So you’ve completed a workplace investigation and reported the results to the parties. But things are tense. Understandably, investigations related to workplace harassment, discrimination, reprisal, and violence, will often lead to feelings of mistrust and isolation. Especially if the complainant and respondent stay.
But there are things employers and organizations can do to help restore the workplace and ensure things move forward.
Of course, during the investigation it is important to receive confidentiality agreements from all parties, ensuring that knowledge about the complaint is contained. It is also important to let parties know that any form of reprisal will not be tolerated.
But the importance of reminding parties of duties around confidentiality and reprisal after the investigation has concluded is often overlooked. The parties should be reminded when provided the results of the investigation.
Here are some more tips that can help create a healthy work environment after the investigation:

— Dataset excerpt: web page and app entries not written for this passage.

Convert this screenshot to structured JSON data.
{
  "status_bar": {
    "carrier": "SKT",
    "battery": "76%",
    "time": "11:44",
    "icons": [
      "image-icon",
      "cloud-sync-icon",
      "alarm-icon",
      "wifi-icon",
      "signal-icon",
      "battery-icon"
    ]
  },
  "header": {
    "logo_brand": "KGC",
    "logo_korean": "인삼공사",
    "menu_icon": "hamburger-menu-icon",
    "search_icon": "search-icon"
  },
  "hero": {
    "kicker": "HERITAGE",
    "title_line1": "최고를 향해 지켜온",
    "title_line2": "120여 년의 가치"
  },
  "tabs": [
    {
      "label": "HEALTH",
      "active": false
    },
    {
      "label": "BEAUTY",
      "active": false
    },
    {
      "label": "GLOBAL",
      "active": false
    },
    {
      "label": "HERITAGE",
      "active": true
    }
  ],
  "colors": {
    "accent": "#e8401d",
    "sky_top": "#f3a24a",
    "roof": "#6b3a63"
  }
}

- Meeting with the complainant – While the law doesn’t require you to have an in-person meeting with the complainant, it’s a good idea. You can thank the complainant for bringing the complaint to make it known that your organization takes workplace complaints seriously. You can also ask the complainant about their ideas on what can make the work environment better, so they feel included.
- Meeting with the respondent – Likewise, schedule a meeting with the respondent. Especially if the allegations are substantiated, you should reassure the respondent that they have a place in the organization. They should also be reminded that any form of reprisal or retaliation will not be tolerated, and that you are there to hear their concerns. This way, they will feel safe to continue working.
- Consider a culture audit/additional training – Instances of harassment, discrimination, and incivility are sometimes part of a bigger workplace problem. If the investigation reveals that the harassment and discrimination is systemic, linked to widespread incivility, or has created a toxic work environment, a culture audit may be beneficial. Similarly, if the investigation reveals that ignorance about the law and the organization’s policy is widespread, then organization wide training may be a solution.
Remember, the investigation process doesn’t end at the report. Organizations should take steps to ensure that everyone feels safe to continue to work in a safe, respectful, and healthy workplace.